Directions -
Give back every record word for word, keeping the pictures out.

[Dataset rows describing interfaces]
==*==
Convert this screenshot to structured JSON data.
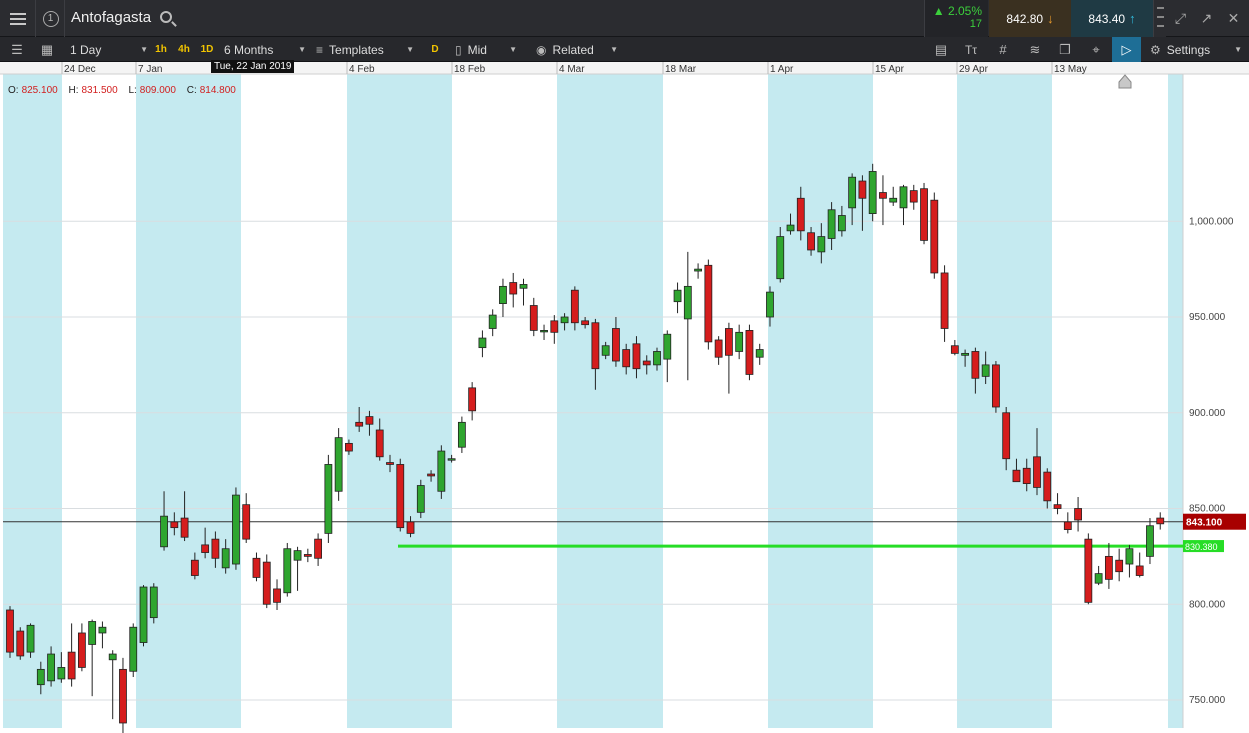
{
  "titlebar": {
    "instrument": "Antofagasta",
    "change_pct": "2.05%",
    "change_abs": "17",
    "sell_price": "842.80",
    "buy_price": "843.40"
  },
  "toolbar": {
    "interval": "1 Day",
    "quick_1h": "1h",
    "quick_4h": "4h",
    "quick_1d": "1D",
    "range": "6 Months",
    "templates": "Templates",
    "d_button": "D",
    "price_type": "Mid",
    "related": "Related",
    "settings": "Settings"
  },
  "ohlc": {
    "o_label": "O:",
    "o": "825.100",
    "h_label": "H:",
    "h": "831.500",
    "l_label": "L:",
    "l": "809.000",
    "c_label": "C:",
    "c": "814.800"
  },
  "date_tooltip": "Tue, 22 Jan 2019",
  "colors": {
    "up": "#2fa52f",
    "down": "#d51d1d",
    "band": "#c5eaf0",
    "support": "#26dd26",
    "current": "#a80000"
  },
  "chart_data": {
    "type": "candlestick",
    "x_ticks": [
      "24 Dec",
      "7 Jan",
      "4 Feb",
      "18 Feb",
      "4 Mar",
      "18 Mar",
      "1 Apr",
      "15 Apr",
      "29 Apr",
      "13 May"
    ],
    "y_ticks": [
      "750.000",
      "800.000",
      "850.000",
      "900.000",
      "950.000",
      "1,000.000"
    ],
    "y_tick_values": [
      750,
      800,
      850,
      900,
      950,
      1000
    ],
    "ylim": [
      715,
      1040
    ],
    "current_price": 843.1,
    "current_price_label": "843.100",
    "support_level": 830.38,
    "support_label": "830.380",
    "candles": [
      [
        797,
        775,
        799,
        772
      ],
      [
        786,
        773,
        788,
        771
      ],
      [
        775,
        789,
        790,
        772
      ],
      [
        758,
        766,
        770,
        753
      ],
      [
        760,
        774,
        778,
        757
      ],
      [
        761,
        767,
        775,
        759
      ],
      [
        775,
        761,
        790,
        757
      ],
      [
        785,
        767,
        790,
        765
      ],
      [
        779,
        791,
        792,
        752
      ],
      [
        785,
        788,
        791,
        777
      ],
      [
        771,
        774,
        776,
        740
      ],
      [
        766,
        738,
        772,
        729
      ],
      [
        765,
        788,
        790,
        762
      ],
      [
        780,
        809,
        810,
        778
      ],
      [
        793,
        809,
        811,
        790
      ],
      [
        830,
        846,
        859,
        828
      ],
      [
        843,
        840,
        848,
        836
      ],
      [
        845,
        835,
        859,
        833
      ],
      [
        823,
        815,
        827,
        813
      ],
      [
        831,
        827,
        840,
        824
      ],
      [
        834,
        824,
        838,
        819
      ],
      [
        819,
        829,
        834,
        816
      ],
      [
        821,
        857,
        861,
        818
      ],
      [
        852,
        834,
        858,
        832
      ],
      [
        824,
        814,
        827,
        812
      ],
      [
        822,
        800,
        826,
        798
      ],
      [
        808,
        801,
        813,
        797
      ],
      [
        806,
        829,
        832,
        804
      ],
      [
        823,
        828,
        830,
        807
      ],
      [
        826,
        825,
        829,
        822
      ],
      [
        834,
        824,
        837,
        820
      ],
      [
        837,
        873,
        878,
        832
      ],
      [
        859,
        887,
        892,
        854
      ],
      [
        884,
        880,
        886,
        878
      ],
      [
        895,
        893,
        903,
        890
      ],
      [
        898,
        894,
        901,
        888
      ],
      [
        891,
        877,
        897,
        875
      ],
      [
        874,
        873,
        878,
        869
      ],
      [
        873,
        840,
        876,
        838
      ],
      [
        843,
        837,
        846,
        835
      ],
      [
        848,
        862,
        865,
        845
      ],
      [
        868,
        867,
        870,
        864
      ],
      [
        859,
        880,
        883,
        855
      ],
      [
        876,
        876,
        878,
        874
      ],
      [
        882,
        895,
        898,
        879
      ],
      [
        913,
        901,
        916,
        896
      ],
      [
        934,
        939,
        943,
        929
      ],
      [
        944,
        951,
        954,
        940
      ],
      [
        957,
        966,
        970,
        950
      ],
      [
        968,
        962,
        973,
        955
      ],
      [
        965,
        967,
        970,
        956
      ],
      [
        956,
        943,
        960,
        940
      ],
      [
        943,
        943,
        946,
        938
      ],
      [
        948,
        942,
        951,
        936
      ],
      [
        947,
        950,
        952,
        943
      ],
      [
        964,
        947,
        966,
        943
      ],
      [
        948,
        946,
        950,
        944
      ],
      [
        947,
        923,
        949,
        912
      ],
      [
        930,
        935,
        937,
        928
      ],
      [
        944,
        927,
        950,
        924
      ],
      [
        933,
        924,
        936,
        920
      ],
      [
        936,
        923,
        940,
        918
      ],
      [
        927,
        925,
        930,
        920
      ],
      [
        925,
        932,
        934,
        922
      ],
      [
        928,
        941,
        943,
        916
      ],
      [
        958,
        964,
        968,
        952
      ],
      [
        949,
        966,
        984,
        917
      ],
      [
        974,
        975,
        978,
        970
      ],
      [
        977,
        937,
        980,
        933
      ],
      [
        938,
        929,
        940,
        925
      ],
      [
        944,
        930,
        947,
        910
      ],
      [
        932,
        942,
        946,
        928
      ],
      [
        943,
        920,
        946,
        917
      ],
      [
        929,
        933,
        936,
        925
      ],
      [
        950,
        963,
        966,
        945
      ],
      [
        970,
        992,
        997,
        968
      ],
      [
        995,
        998,
        1004,
        993
      ],
      [
        1012,
        995,
        1018,
        990
      ],
      [
        994,
        985,
        997,
        982
      ],
      [
        984,
        992,
        999,
        978
      ],
      [
        991,
        1006,
        1010,
        985
      ],
      [
        995,
        1003,
        1008,
        992
      ],
      [
        1007,
        1023,
        1025,
        998
      ],
      [
        1021,
        1012,
        1024,
        995
      ],
      [
        1004,
        1026,
        1030,
        1000
      ],
      [
        1015,
        1012,
        1024,
        998
      ],
      [
        1010,
        1012,
        1018,
        1008
      ],
      [
        1007,
        1018,
        1019,
        998
      ],
      [
        1016,
        1010,
        1019,
        1006
      ],
      [
        1017,
        990,
        1020,
        988
      ],
      [
        1011,
        973,
        1015,
        970
      ],
      [
        973,
        944,
        977,
        937
      ],
      [
        935,
        931,
        938,
        930
      ],
      [
        930,
        931,
        933,
        924
      ],
      [
        932,
        918,
        934,
        910
      ],
      [
        919,
        925,
        932,
        915
      ],
      [
        925,
        903,
        927,
        900
      ],
      [
        900,
        876,
        903,
        870
      ],
      [
        870,
        864,
        876,
        865
      ],
      [
        871,
        863,
        876,
        859
      ],
      [
        877,
        861,
        892,
        857
      ],
      [
        869,
        854,
        871,
        850
      ],
      [
        852,
        850,
        858,
        847
      ],
      [
        843,
        839,
        848,
        837
      ],
      [
        850,
        844,
        856,
        838
      ],
      [
        834,
        801,
        837,
        800
      ],
      [
        811,
        816,
        820,
        810
      ],
      [
        825,
        813,
        832,
        808
      ],
      [
        823,
        817,
        829,
        812
      ],
      [
        821,
        829,
        831,
        814
      ],
      [
        820,
        815,
        827,
        814
      ],
      [
        825,
        841,
        845,
        821
      ],
      [
        845,
        842,
        848,
        839
      ]
    ]
  }
}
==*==
Finished exercise -
Convert this screenshot to structured JSON data.
{
  "titlebar": {
    "instrument": "Antofagasta",
    "change_pct": "2.05%",
    "change_abs": "17",
    "sell_price": "842.80",
    "buy_price": "843.40"
  },
  "toolbar": {
    "interval": "1 Day",
    "quick_1h": "1h",
    "quick_4h": "4h",
    "quick_1d": "1D",
    "range": "6 Months",
    "templates": "Templates",
    "d_button": "D",
    "price_type": "Mid",
    "related": "Related",
    "settings": "Settings"
  },
  "ohlc": {
    "o_label": "O:",
    "o": "825.100",
    "h_label": "H:",
    "h": "831.500",
    "l_label": "L:",
    "l": "809.000",
    "c_label": "C:",
    "c": "814.800"
  },
  "date_tooltip": "Tue, 22 Jan 2019",
  "colors": {
    "up": "#2fa52f",
    "down": "#d51d1d",
    "band": "#c5eaf0",
    "support": "#26dd26",
    "current": "#a80000"
  },
  "chart_data": {
    "type": "candlestick",
    "x_ticks": [
      "24 Dec",
      "7 Jan",
      "4 Feb",
      "18 Feb",
      "4 Mar",
      "18 Mar",
      "1 Apr",
      "15 Apr",
      "29 Apr",
      "13 May"
    ],
    "y_ticks": [
      "750.000",
      "800.000",
      "850.000",
      "900.000",
      "950.000",
      "1,000.000"
    ],
    "y_tick_values": [
      750,
      800,
      850,
      900,
      950,
      1000
    ],
    "ylim": [
      715,
      1040
    ],
    "current_price": 843.1,
    "current_price_label": "843.100",
    "support_level": 830.38,
    "support_label": "830.380",
    "candles": [
      [
        797,
        775,
        799,
        772
      ],
      [
        786,
        773,
        788,
        771
      ],
      [
        775,
        789,
        790,
        772
      ],
      [
        758,
        766,
        770,
        753
      ],
      [
        760,
        774,
        778,
        757
      ],
      [
        761,
        767,
        775,
        759
      ],
      [
        775,
        761,
        790,
        757
      ],
      [
        785,
        767,
        790,
        765
      ],
      [
        779,
        791,
        792,
        752
      ],
      [
        785,
        788,
        791,
        777
      ],
      [
        771,
        774,
        776,
        740
      ],
      [
        766,
        738,
        772,
        729
      ],
      [
        765,
        788,
        790,
        762
      ],
      [
        780,
        809,
        810,
        778
      ],
      [
        793,
        809,
        811,
        790
      ],
      [
        830,
        846,
        859,
        828
      ],
      [
        843,
        840,
        848,
        836
      ],
      [
        845,
        835,
        859,
        833
      ],
      [
        823,
        815,
        827,
        813
      ],
      [
        831,
        827,
        840,
        824
      ],
      [
        834,
        824,
        838,
        819
      ],
      [
        819,
        829,
        834,
        816
      ],
      [
        821,
        857,
        861,
        818
      ],
      [
        852,
        834,
        858,
        832
      ],
      [
        824,
        814,
        827,
        812
      ],
      [
        822,
        800,
        826,
        798
      ],
      [
        808,
        801,
        813,
        797
      ],
      [
        806,
        829,
        832,
        804
      ],
      [
        823,
        828,
        830,
        807
      ],
      [
        826,
        825,
        829,
        822
      ],
      [
        834,
        824,
        837,
        820
      ],
      [
        837,
        873,
        878,
        832
      ],
      [
        859,
        887,
        892,
        854
      ],
      [
        884,
        880,
        886,
        878
      ],
      [
        895,
        893,
        903,
        890
      ],
      [
        898,
        894,
        901,
        888
      ],
      [
        891,
        877,
        897,
        875
      ],
      [
        874,
        873,
        878,
        869
      ],
      [
        873,
        840,
        876,
        838
      ],
      [
        843,
        837,
        846,
        835
      ],
      [
        848,
        862,
        865,
        845
      ],
      [
        868,
        867,
        870,
        864
      ],
      [
        859,
        880,
        883,
        855
      ],
      [
        876,
        876,
        878,
        874
      ],
      [
        882,
        895,
        898,
        879
      ],
      [
        913,
        901,
        916,
        896
      ],
      [
        934,
        939,
        943,
        929
      ],
      [
        944,
        951,
        954,
        940
      ],
      [
        957,
        966,
        970,
        950
      ],
      [
        968,
        962,
        973,
        955
      ],
      [
        965,
        967,
        970,
        956
      ],
      [
        956,
        943,
        960,
        940
      ],
      [
        943,
        943,
        946,
        938
      ],
      [
        948,
        942,
        951,
        936
      ],
      [
        947,
        950,
        952,
        943
      ],
      [
        964,
        947,
        966,
        943
      ],
      [
        948,
        946,
        950,
        944
      ],
      [
        947,
        923,
        949,
        912
      ],
      [
        930,
        935,
        937,
        928
      ],
      [
        944,
        927,
        950,
        924
      ],
      [
        933,
        924,
        936,
        920
      ],
      [
        936,
        923,
        940,
        918
      ],
      [
        927,
        925,
        930,
        920
      ],
      [
        925,
        932,
        934,
        922
      ],
      [
        928,
        941,
        943,
        916
      ],
      [
        958,
        964,
        968,
        952
      ],
      [
        949,
        966,
        984,
        917
      ],
      [
        974,
        975,
        978,
        970
      ],
      [
        977,
        937,
        980,
        933
      ],
      [
        938,
        929,
        940,
        925
      ],
      [
        944,
        930,
        947,
        910
      ],
      [
        932,
        942,
        946,
        928
      ],
      [
        943,
        920,
        946,
        917
      ],
      [
        929,
        933,
        936,
        925
      ],
      [
        950,
        963,
        966,
        945
      ],
      [
        970,
        992,
        997,
        968
      ],
      [
        995,
        998,
        1004,
        993
      ],
      [
        1012,
        995,
        1018,
        990
      ],
      [
        994,
        985,
        997,
        982
      ],
      [
        984,
        992,
        999,
        978
      ],
      [
        991,
        1006,
        1010,
        985
      ],
      [
        995,
        1003,
        1008,
        992
      ],
      [
        1007,
        1023,
        1025,
        998
      ],
      [
        1021,
        1012,
        1024,
        995
      ],
      [
        1004,
        1026,
        1030,
        1000
      ],
      [
        1015,
        1012,
        1024,
        998
      ],
      [
        1010,
        1012,
        1018,
        1008
      ],
      [
        1007,
        1018,
        1019,
        998
      ],
      [
        1016,
        1010,
        1019,
        1006
      ],
      [
        1017,
        990,
        1020,
        988
      ],
      [
        1011,
        973,
        1015,
        970
      ],
      [
        973,
        944,
        977,
        937
      ],
      [
        935,
        931,
        938,
        930
      ],
      [
        930,
        931,
        933,
        924
      ],
      [
        932,
        918,
        934,
        910
      ],
      [
        919,
        925,
        932,
        915
      ],
      [
        925,
        903,
        927,
        900
      ],
      [
        900,
        876,
        903,
        870
      ],
      [
        870,
        864,
        876,
        865
      ],
      [
        871,
        863,
        876,
        859
      ],
      [
        877,
        861,
        892,
        857
      ],
      [
        869,
        854,
        871,
        850
      ],
      [
        852,
        850,
        858,
        847
      ],
      [
        843,
        839,
        848,
        837
      ],
      [
        850,
        844,
        856,
        838
      ],
      [
        834,
        801,
        837,
        800
      ],
      [
        811,
        816,
        820,
        810
      ],
      [
        825,
        813,
        832,
        808
      ],
      [
        823,
        817,
        829,
        812
      ],
      [
        821,
        829,
        831,
        814
      ],
      [
        820,
        815,
        827,
        814
      ],
      [
        825,
        841,
        845,
        821
      ],
      [
        845,
        842,
        848,
        839
      ]
    ]
  }
}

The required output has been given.